It is a regular Calvinist suggestion, when questioned about the harder issues of life, that 'God owes us nothing'. I presume that the statement is either meant to stop us on our tracks or to shame us into becoming silent followers of a doctrine that presents God as a vulnerable and careless creator (rather than the sovereign and benevolent deity that they try to offer).
I think, however, that such statements are far from rooted in the teachings of Jesus even though Calvinists are at pains to display their 'biblical' credentials.
Perhaps the greatest, and most consistent, teachings of Christ about God is the idea of fatherhood. Leslie Newbigin highlights this when he shows that the use of the aramaic term 'Abba' in the predominately Greek New Testament shows a care for the actual words of Jesus in showing an intimacy within the creator/creature relationship.
Every parent has a responsibility for their child that must include the space for 'why' questions. This alone demands that the parent owes the child both a duty of care and a responsive attitude to the pleadings of their offspring. The alternative would suggest that the parent is lacking in both responsibility and love.
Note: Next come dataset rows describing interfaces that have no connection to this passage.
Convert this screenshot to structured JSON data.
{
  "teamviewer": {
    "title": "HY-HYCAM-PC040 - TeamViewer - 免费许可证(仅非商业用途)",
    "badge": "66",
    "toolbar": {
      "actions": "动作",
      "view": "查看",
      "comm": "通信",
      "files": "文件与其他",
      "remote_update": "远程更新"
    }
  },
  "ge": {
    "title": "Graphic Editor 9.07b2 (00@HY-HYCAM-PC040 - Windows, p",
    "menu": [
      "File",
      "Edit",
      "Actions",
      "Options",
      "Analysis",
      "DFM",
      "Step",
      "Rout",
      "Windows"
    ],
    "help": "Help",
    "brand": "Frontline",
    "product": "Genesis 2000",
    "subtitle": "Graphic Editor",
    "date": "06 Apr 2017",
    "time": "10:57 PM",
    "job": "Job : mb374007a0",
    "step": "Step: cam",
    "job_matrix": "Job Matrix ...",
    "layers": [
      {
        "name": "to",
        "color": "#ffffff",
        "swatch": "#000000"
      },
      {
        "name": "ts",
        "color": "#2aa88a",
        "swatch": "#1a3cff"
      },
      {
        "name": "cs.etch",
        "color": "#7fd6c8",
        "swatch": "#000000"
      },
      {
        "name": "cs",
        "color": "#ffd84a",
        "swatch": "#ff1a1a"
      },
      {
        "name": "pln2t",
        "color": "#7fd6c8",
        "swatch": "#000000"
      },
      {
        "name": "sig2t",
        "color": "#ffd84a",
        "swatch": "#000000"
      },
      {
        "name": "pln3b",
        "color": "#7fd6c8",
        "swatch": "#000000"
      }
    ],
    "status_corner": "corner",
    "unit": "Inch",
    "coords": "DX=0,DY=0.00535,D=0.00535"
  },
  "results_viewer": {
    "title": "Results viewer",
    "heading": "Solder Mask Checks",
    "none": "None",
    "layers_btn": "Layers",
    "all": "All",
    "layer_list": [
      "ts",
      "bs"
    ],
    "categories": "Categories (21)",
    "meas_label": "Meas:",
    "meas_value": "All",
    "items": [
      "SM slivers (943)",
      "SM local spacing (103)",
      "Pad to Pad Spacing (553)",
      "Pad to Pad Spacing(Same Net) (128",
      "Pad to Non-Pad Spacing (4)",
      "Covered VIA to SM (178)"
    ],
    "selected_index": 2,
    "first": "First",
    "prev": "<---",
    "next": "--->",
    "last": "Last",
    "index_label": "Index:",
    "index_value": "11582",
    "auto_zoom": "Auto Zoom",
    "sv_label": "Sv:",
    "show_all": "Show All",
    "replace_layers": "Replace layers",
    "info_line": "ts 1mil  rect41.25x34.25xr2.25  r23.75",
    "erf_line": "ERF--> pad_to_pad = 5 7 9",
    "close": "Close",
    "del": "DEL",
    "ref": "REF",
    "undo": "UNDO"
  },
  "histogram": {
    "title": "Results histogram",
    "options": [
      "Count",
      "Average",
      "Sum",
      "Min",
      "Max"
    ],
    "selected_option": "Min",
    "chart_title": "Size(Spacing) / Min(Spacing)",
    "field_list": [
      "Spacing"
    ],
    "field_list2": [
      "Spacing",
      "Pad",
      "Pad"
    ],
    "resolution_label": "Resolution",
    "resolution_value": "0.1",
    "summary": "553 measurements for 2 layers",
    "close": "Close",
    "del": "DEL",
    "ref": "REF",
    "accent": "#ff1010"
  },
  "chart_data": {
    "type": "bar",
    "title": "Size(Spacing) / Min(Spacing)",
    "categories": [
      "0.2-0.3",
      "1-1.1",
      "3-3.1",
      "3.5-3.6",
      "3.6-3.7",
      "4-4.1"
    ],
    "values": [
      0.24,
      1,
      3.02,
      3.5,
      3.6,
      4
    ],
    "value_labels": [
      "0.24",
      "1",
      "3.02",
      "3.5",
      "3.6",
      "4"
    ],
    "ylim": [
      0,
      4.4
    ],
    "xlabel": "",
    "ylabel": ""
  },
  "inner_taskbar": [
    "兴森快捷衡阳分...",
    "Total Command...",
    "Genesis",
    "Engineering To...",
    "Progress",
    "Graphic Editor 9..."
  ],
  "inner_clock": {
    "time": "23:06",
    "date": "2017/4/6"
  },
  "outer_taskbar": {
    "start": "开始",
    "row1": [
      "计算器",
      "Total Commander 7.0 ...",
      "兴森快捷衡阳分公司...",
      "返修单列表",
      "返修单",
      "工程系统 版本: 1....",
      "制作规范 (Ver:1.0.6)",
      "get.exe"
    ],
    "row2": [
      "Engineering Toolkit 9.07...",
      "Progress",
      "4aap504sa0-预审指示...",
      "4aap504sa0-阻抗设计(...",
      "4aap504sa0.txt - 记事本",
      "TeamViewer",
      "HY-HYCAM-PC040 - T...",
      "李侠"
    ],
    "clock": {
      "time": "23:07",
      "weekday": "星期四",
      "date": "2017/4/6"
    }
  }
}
So it must be with God; the creator, or parent, owes the created, or child a loving response that must be open to question. In this space questions of 'why' become sacred rather than sinful.